Your learners are not complete idiots, so don’t treat them as such. Give them what they need and challenge them. If you want any kind of transfer of knowledge or skills you need to give them meaningful information and activities.That way the learner has to work for his newly acquired skills and will experience a sense of accomplishment when they finish a task. Anything else will be perceived as boring and will have little to no effect.
These four are big ones but relatively easy to prevent or fix.
Now let’s take a look at some very practical design mistakes.
If they cannot navigate, they won’t.
Keep your course navigation simple and consistent. Do not try to be clever simply because you want to try something different. Something that might seem like your next creative Mona Lisa might be your users MC Escher. There is nothing so frustrating as trying to take a course and getting lost along the way. The same thing can be said by locking your navigation, forcing people to spend X amount of time on a page etc. Most students will abandon your course faster than the roadrunner.
Clean up your mess!
I often see courses that are just a complete mess. Slides copied from various sources having different color styles, writing styles ,photography styles, button styles and layout styles. Pages that are crammed with text (if we reduce the font size it just might fit) or overloaded with animations. Consistency is key here. Do not burden your user with all that clutter as they’ll try to attach meaning to all kinds of things they don’t need to. This is one of those times a template might come in handy.
Give them a way out…
When your user has reached the final slide of your course don’t let it be the final slide. Add an exit slide explaining they can now close the course, suggest additional resources and/or whom to contact if they have additional questions. You do not want their last thought of your course to be: “Am I done now?
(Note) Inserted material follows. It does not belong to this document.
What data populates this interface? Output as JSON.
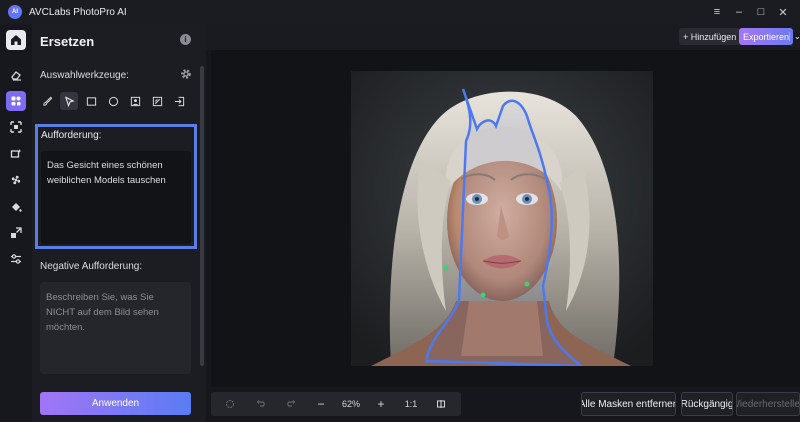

What do I need to do? Have I done something wrong?”.
If you’re going to assess your students knowledge using a quiz take it seriously. Provide meaningful questions and give meaningful feedback. In my experience this is one of the most neglected areas of e-learning. I see so many quizzes I could pass just slamming my head against the keyboard. If I do accidently hit the wrong answer my feedback will most likely be: “Incorrect, click next to continue…”. Making us think by asking challenging questions is how we learn. Give us meaningful feedback and we learn from the experience.
Voice-overs can be a fantastic way to engage learners, it allows you to provide meaning to what is shown on the screen. That is, if you’re doing it right. Never, ever, ever, ever have the text on screen and the voice-over be the same. Learners will be reading paragraph 3 while your voice-over is still blurting out paragraph 1. There is nothing more confusing and it kills all learning. Use it to introduce an activity or give feedback while showing what the narrator is saying. Do you remember those times when someone was giving a presentation and they were reading all the content that was on the slides. Sure you do… do you remember what it was about? $%^&# No!
Scenarios are your friend!
Real world examples help us make sense of things that would remain abstract. There is always some kind of story to be told now matter how small. Yes writing a short text with some bullet points is an easy way to explain the benefits of product X but that doesn’t mean your learners will remember any of it. Creating a short sales scenario will have a much bigger impact. A few simple questions with some good, real-world, choices will do miracles for your course and your students engagement. Don’t you think? Yes, I do! / No, I really don’t / I’m not sure but I’d like to try it!